» Activity
Scan the records for the string "sampling" and copy every line that holds it.

» Extracted data
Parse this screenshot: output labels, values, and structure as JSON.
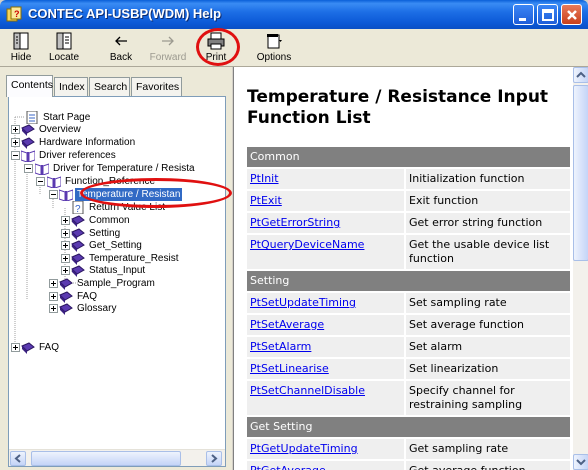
{
  "window": {
    "title": "CONTEC API-USBP(WDM) Help"
  },
  "toolbar": {
    "hide": "Hide",
    "locate": "Locate",
    "back": "Back",
    "forward": "Forward",
    "print": "Print",
    "options": "Options"
  },
  "tabs": [
    "Contents",
    "Index",
    "Search",
    "Favorites"
  ],
  "tree": {
    "start_page": "Start Page",
    "overview": "Overview",
    "hardware": "Hardware Information",
    "driver_refs": "Driver references",
    "driver_temp": "Driver for Temperature / Resista",
    "function_ref": "Function_Reference",
    "temp_res": "Temperature / Resistan",
    "return_value": "Return Value List",
    "common": "Common",
    "setting": "Setting",
    "get_setting": "Get_Setting",
    "temp_resist": "Temperature_Resist",
    "status_input": "Status_Input",
    "sample_program": "Sample_Program",
    "faq_inner": "FAQ",
    "glossary": "Glossary",
    "faq": "FAQ"
  },
  "content": {
    "title": "Temperature / Resistance Input Function List",
    "rows": [
      {
        "type": "header",
        "label": "Common"
      },
      {
        "type": "func",
        "name": "PtInit",
        "desc": "Initialization function"
      },
      {
        "type": "func",
        "name": "PtExit",
        "desc": "Exit function"
      },
      {
        "type": "func",
        "name": "PtGetErrorString",
        "desc": "Get error string function"
      },
      {
        "type": "func",
        "name": "PtQueryDeviceName",
        "desc": "Get the usable device list function"
      },
      {
        "type": "header",
        "label": "Setting"
      },
      {
        "type": "func",
        "name": "PtSetUpdateTiming",
        "desc": "Set sampling rate"
      },
      {
        "type": "func",
        "name": "PtSetAverage",
        "desc": "Set average function"
      },
      {
        "type": "func",
        "name": "PtSetAlarm",
        "desc": "Set alarm"
      },
      {
        "type": "func",
        "name": "PtSetLinearise",
        "desc": "Set linearization"
      },
      {
        "type": "func",
        "name": "PtSetChannelDisable",
        "desc": "Specify channel for restraining sampling"
      },
      {
        "type": "header",
        "label": "Get Setting"
      },
      {
        "type": "func",
        "name": "PtGetUpdateTiming",
        "desc": "Get sampling rate"
      },
      {
        "type": "func",
        "name": "PtGetAverage",
        "desc": "Get average function"
      }
    ]
  }
}
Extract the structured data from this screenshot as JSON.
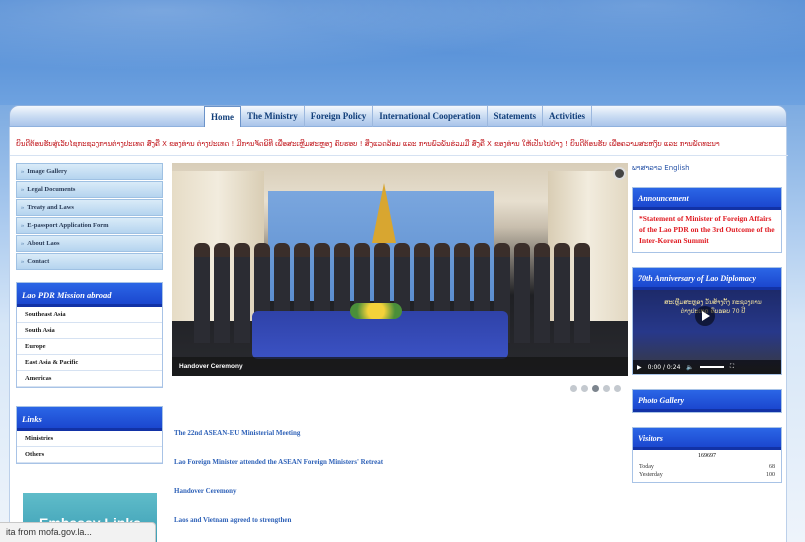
{
  "nav": {
    "items": [
      "Home",
      "The Ministry",
      "Foreign Policy",
      "International Cooperation",
      "Statements",
      "Activities"
    ],
    "active": 0
  },
  "ticker": "ຍິນດີຕ້ອນຮັບສູ່ເວັບໄຊກະຊວງການຕ່າງປະເທດ ສົ່ງຄື X ຂອງທ່ານ ຕ່າງປະເທດ ! ມີການຈັດພິທີ ເພື່ອສະເຫຼີມສະຫຼອງ ຄົບຮອບ ! ສິ່ງແວດລ້ອມ ແລະ ການພົວພັນຮ່ວມມື ສົ່ງຄື X ຂອງທ່ານ ໃຫ້ເປັນໄປຢ່າງ ! ຍິນດີຕ້ອນຮັບ ເພື່ອຄວາມສະຫງົບ ແລະ ການພັດທະນາ",
  "left_menu": [
    "Image Gallery",
    "Legal Documents",
    "Treaty and Laws",
    "E-passport Application Form",
    "About Laos",
    "Contact"
  ],
  "mission": {
    "title": "Lao PDR Mission abroad",
    "items": [
      "Southeast Asia",
      "South Asia",
      "Europe",
      "East Asia & Pacific",
      "Americas"
    ]
  },
  "links": {
    "title": "Links",
    "items": [
      "Ministries",
      "Others"
    ]
  },
  "embassy_banner": "Embassy Links",
  "slider": {
    "caption": "Handover Ceremony",
    "dots": 5,
    "active_dot": 2
  },
  "news": [
    "The 22nd ASEAN-EU Ministerial Meeting",
    "Lao Foreign Minister attended the ASEAN Foreign Ministers' Retreat",
    "Handover Ceremony",
    "Laos and Vietnam agreed to strengthen"
  ],
  "languages": [
    "ພາສາລາວ",
    "English"
  ],
  "announcement": {
    "title": "Announcement",
    "text": "*Statement of Minister of Foreign Affairs of the Lao PDR on the 3rd Outcome of the Inter-Korean Summit"
  },
  "video": {
    "title": "70th Anniversary of Lao Diplomacy",
    "overlay_text": "ສະເຫຼີມສະຫຼອງ ວັນສ້າງຕັ້ງ ກະຊວງການຕ່າງປະເທດ ຄົບຮອບ 70 ປີ",
    "time": "0:00 / 0:24"
  },
  "photo_gallery": {
    "title": "Photo Gallery"
  },
  "visitors": {
    "title": "Visitors",
    "total": "169697",
    "rows": [
      {
        "label": "Today",
        "value": "68"
      },
      {
        "label": "Yesterday",
        "value": "100"
      }
    ]
  },
  "status_bar": "ita from mofa.gov.la..."
}
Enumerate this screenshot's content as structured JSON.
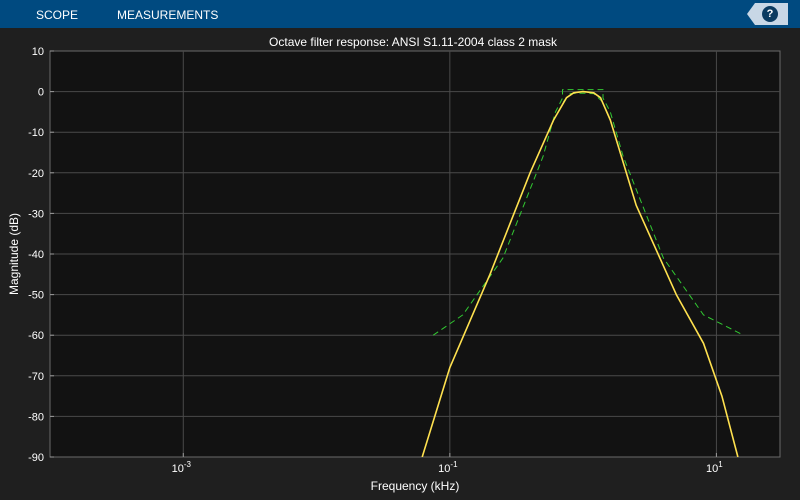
{
  "toolbar": {
    "tabs": [
      "SCOPE",
      "MEASUREMENTS"
    ],
    "help_label": "?"
  },
  "colors": {
    "toolbar_bg": "#004a80",
    "figure_bg": "#1f1f1f",
    "axes_bg": "#121212",
    "grid": "#4a4a4a",
    "response_line": "#ffe14f",
    "mask_line": "#32c832"
  },
  "chart_data": {
    "type": "line",
    "title": "Octave filter response: ANSI S1.11-2004 class 2 mask",
    "xlabel": "Frequency (kHz)",
    "ylabel": "Magnitude (dB)",
    "xscale": "log",
    "xlim": [
      0.0001,
      30
    ],
    "ylim": [
      -90,
      10
    ],
    "xticks": [
      {
        "base": "10",
        "exp": "-3",
        "value": 0.001
      },
      {
        "base": "10",
        "exp": "-1",
        "value": 0.1
      },
      {
        "base": "10",
        "exp": "1",
        "value": 10
      }
    ],
    "yticks": [
      "10",
      "0",
      "-10",
      "-20",
      "-30",
      "-40",
      "-50",
      "-60",
      "-70",
      "-80",
      "-90"
    ],
    "grid": true,
    "series": [
      {
        "style": "solid",
        "color": "#ffe14f",
        "x": [
          0.062,
          0.1,
          0.2,
          0.4,
          0.6,
          0.75,
          0.85,
          1.0,
          1.2,
          1.35,
          1.6,
          2.5,
          5.0,
          8.0,
          11.0,
          14.5
        ],
        "y": [
          -90,
          -68,
          -45,
          -20,
          -7,
          -1.5,
          -0.3,
          0,
          -0.3,
          -1.5,
          -7,
          -28,
          -50,
          -62,
          -75,
          -90
        ]
      },
      {
        "style": "dashed",
        "color": "#32c832",
        "x": [
          0.075,
          0.125,
          0.25,
          0.5,
          0.62,
          0.7,
          0.7,
          1.41,
          1.41,
          1.6,
          2.0,
          4.0,
          8.0,
          16.0
        ],
        "y": [
          -60,
          -55,
          -41,
          -16,
          -5,
          -1.6,
          0.5,
          0.5,
          -1.6,
          -5,
          -16,
          -41,
          -55,
          -60
        ]
      },
      {
        "style": "dashed",
        "color": "#32c832",
        "x": [
          0.71,
          0.8,
          1.0,
          1.2,
          1.4
        ],
        "y": [
          -2.5,
          -0.5,
          -0.4,
          -0.5,
          -2.5
        ]
      }
    ]
  }
}
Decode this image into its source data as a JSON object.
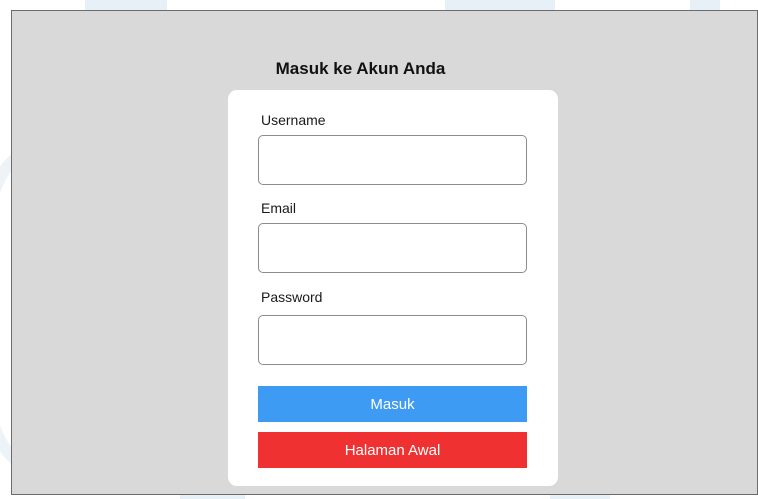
{
  "login": {
    "title": "Masuk ke Akun Anda",
    "fields": {
      "username": {
        "label": "Username",
        "value": "",
        "placeholder": ""
      },
      "email": {
        "label": "Email",
        "value": "",
        "placeholder": ""
      },
      "password": {
        "label": "Password",
        "value": "",
        "placeholder": ""
      }
    },
    "buttons": {
      "submit_label": "Masuk",
      "home_label": "Halaman Awal"
    }
  },
  "colors": {
    "background": "#d9d9d9",
    "card": "#ffffff",
    "primary_button": "#3d9bf3",
    "danger_button": "#f03131"
  }
}
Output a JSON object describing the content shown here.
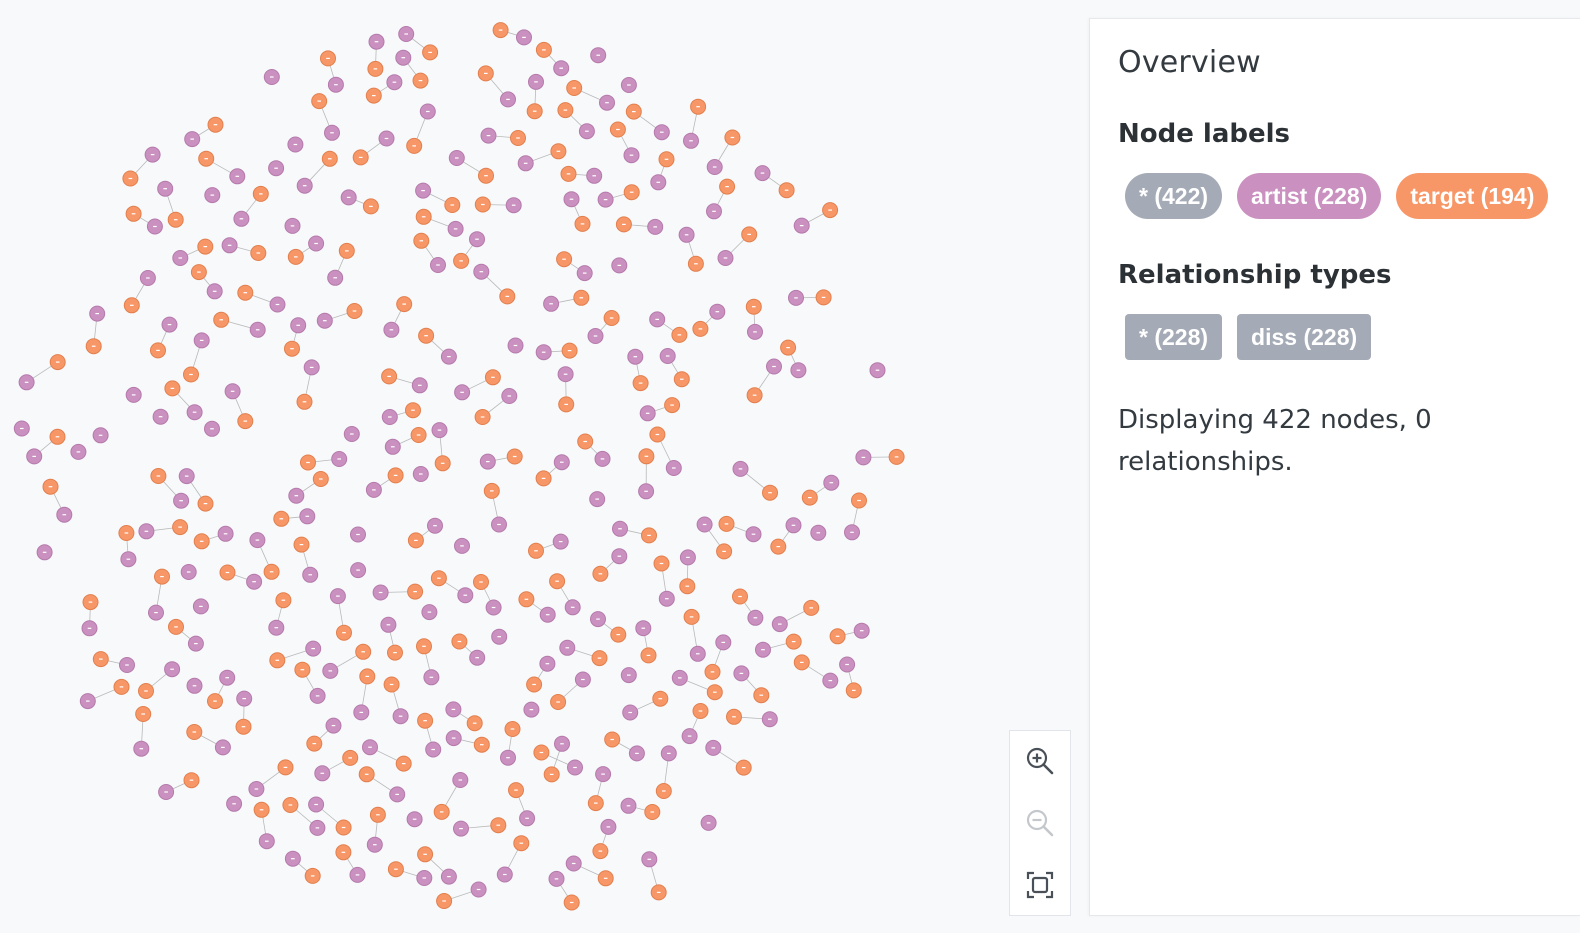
{
  "overview": {
    "title": "Overview",
    "node_labels_heading": "Node labels",
    "node_labels": [
      {
        "label": "* (422)",
        "color": "#a5abb6"
      },
      {
        "label": "artist (228)",
        "color": "#c990c0"
      },
      {
        "label": "target (194)",
        "color": "#f79767"
      }
    ],
    "relationship_types_heading": "Relationship types",
    "relationship_types": [
      {
        "label": "* (228)",
        "color": "#a5abb6"
      },
      {
        "label": "diss (228)",
        "color": "#a5abb6"
      }
    ],
    "status": "Displaying 422 nodes, 0 relationships."
  },
  "graph": {
    "node_count": 422,
    "relationship_count": 0,
    "artist_count": 228,
    "target_count": 194,
    "colors": {
      "artist": "#c990c0",
      "target": "#f79767",
      "edge": "#b9b9b9"
    }
  },
  "zoom_controls": {
    "zoom_in_icon": "zoom-in-icon",
    "zoom_out_icon": "zoom-out-icon",
    "fit_icon": "fit-to-screen-icon"
  }
}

» Response below
        "desc": "Set sampling rate"
        "desc": "Specify channel for restraining sampling"
        "desc": "Get sampling rate"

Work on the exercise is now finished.